Public Health Relevance

Heart failure is a leading cause of mortality and mobidity. We have demonstrated that one defect causing heart failure is dysfunction of the contractile proteins in the heart. Our research is designed to determine what biochemical changes occur; which pathways are responsible; and how these changes can b e reversed; the ultimate goal is to develop novel therapies that target contractile protein dysfunction.

Agency
National Institute of Health (NIH)
Institute
National Heart, Lung, and Blood Institute (NHLBI)
Type
Research Program Projects (P01)
Project #
5P01HL062426-15
Application #
8629552
Study Section
Heart, Lung, and Blood Initial Review Group (HLBP)
Project Start
Project End
Budget Start
2014-03-01
Budget End
2015-02-28
Support Year
15
Fiscal Year
2014
Total Cost
$386,169
Indirect Cost
$100,547
Name
University of Illinois at Chicago
Department
Type
DUNS #
098987217
City
Chicago
State
IL
Country
United States
Zip Code
60612
Zak, Taylor J; Koshman, Yevgenia E; Samarel, Allen M et al. (2017) Regulation of Focal Adhesion Kinase through a Direct Interaction with an Endogenous Inhibitor. Biochemistry 56:4722-4731
Ryba, David M; Li, Jieli; Cowan, Conrad L et al. (2017) Long-Term Biased ?-Arrestin Signaling Improves Cardiac Structure and Function in Dilated Cardiomyopathy. Circulation 135:1056-1070
Ait-Mou, Younss; Zhang, Mengjie; Martin, Jody L et al. (2017) Impact of titin strain on the cardiac slow force response. Prog Biophys Mol Biol 130:281-287
Karam, Chehade N; Warren, Chad M; Henze, Marcus et al. (2017) Peroxisome proliferator-activated receptor-? expression induces alterations in cardiac myofilaments in a pressure-overload model of hypertrophy. Am J Physiol Heart Circ Physiol 312:H681-H690
Li, King-Lun; Ghashghaee, Nazanin Bohlooli; Solaro, R John et al. (2016) Sarcomere length dependent effects on the interaction between cTnC and cTnI in skinned papillary muscle strips. Arch Biochem Biophys 601:69-79
de Tombe, Pieter P; ter Keurs, Henk E D J (2016) Cardiac muscle mechanics: Sarcomere length matters.
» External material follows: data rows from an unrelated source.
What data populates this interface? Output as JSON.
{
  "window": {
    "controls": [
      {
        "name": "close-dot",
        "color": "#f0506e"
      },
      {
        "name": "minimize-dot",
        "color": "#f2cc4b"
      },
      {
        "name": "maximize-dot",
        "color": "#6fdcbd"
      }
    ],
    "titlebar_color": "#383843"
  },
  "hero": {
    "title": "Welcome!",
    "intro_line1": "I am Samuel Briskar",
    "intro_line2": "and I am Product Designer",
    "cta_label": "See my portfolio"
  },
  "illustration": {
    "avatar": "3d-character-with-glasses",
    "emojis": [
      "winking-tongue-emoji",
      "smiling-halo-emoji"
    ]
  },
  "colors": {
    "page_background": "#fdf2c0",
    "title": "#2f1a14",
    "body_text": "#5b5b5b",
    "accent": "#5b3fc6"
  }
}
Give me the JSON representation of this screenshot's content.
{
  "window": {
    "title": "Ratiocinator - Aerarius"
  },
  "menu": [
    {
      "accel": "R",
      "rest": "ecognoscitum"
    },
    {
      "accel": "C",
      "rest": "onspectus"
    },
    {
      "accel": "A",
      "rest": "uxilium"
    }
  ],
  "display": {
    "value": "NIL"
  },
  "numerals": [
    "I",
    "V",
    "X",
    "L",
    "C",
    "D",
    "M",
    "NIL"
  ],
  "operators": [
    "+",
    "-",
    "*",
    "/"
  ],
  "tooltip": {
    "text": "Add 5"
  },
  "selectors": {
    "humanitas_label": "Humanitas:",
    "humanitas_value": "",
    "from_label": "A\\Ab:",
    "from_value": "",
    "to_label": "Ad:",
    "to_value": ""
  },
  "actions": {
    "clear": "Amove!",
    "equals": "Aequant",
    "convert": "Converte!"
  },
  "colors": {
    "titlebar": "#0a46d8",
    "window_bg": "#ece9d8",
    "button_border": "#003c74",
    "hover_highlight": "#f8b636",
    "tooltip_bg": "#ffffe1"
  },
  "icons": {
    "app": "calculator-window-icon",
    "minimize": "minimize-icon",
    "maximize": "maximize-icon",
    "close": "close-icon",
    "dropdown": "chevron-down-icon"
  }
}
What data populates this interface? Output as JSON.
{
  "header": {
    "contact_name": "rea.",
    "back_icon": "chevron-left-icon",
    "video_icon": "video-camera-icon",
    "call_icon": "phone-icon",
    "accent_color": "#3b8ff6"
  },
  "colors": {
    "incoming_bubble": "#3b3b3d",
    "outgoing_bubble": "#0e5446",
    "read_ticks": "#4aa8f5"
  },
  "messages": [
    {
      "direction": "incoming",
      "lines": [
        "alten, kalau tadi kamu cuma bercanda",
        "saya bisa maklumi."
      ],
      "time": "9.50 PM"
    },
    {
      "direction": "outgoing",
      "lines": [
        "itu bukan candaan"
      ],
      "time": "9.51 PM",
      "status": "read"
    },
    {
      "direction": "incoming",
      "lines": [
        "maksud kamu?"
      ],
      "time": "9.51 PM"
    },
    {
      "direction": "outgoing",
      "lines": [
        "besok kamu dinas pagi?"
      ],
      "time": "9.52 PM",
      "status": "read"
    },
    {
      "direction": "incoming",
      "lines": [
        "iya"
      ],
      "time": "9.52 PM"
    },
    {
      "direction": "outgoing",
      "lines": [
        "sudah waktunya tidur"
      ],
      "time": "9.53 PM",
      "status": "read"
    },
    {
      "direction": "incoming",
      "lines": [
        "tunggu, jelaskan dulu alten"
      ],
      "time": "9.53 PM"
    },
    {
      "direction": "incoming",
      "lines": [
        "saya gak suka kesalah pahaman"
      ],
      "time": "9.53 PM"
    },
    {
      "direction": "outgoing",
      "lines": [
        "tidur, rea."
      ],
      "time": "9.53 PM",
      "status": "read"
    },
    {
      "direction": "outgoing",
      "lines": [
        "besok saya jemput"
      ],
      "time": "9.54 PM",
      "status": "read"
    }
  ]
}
J Mol Cell Cardiol 91:148-50
Broughton, K M; Li, J; Sarmah, E et al. (2016) A myosin activator improves actin assembly and sarcomere function of human-induced pluripotent stem cell-derived cardiomyocytes with a troponin T point mutation. Am J Physiol Heart Circ Physiol 311:H107-17
Paudyal, Anju; Dewan, Sukriti; Ikie, Cindy et al. (2016) Nuclear accumulation of myocyte muscle LIM protein is regulated by heme oxygenase 1 and correlates with cardiac function in the transition to failure. J Physiol 594:3287-305
Siddiqui, Jalal K; Tikunova, Svetlana B; Walton, Shane D et al. (2016) Myofilament Calcium Sensitivity: Consequences of the Effective Concentration of Troponin I. Front Physiol 7:632
Abraham, Dennis M; Davis 3rd, Robert T; Warren, Chad M et al. (2016) ?-Arrestin mediates the Frank-Starling mechanism of cardiac contractility. Proc Natl Acad Sci U S A 113:14426-14431

Showing the most recent 10 out of 274 publications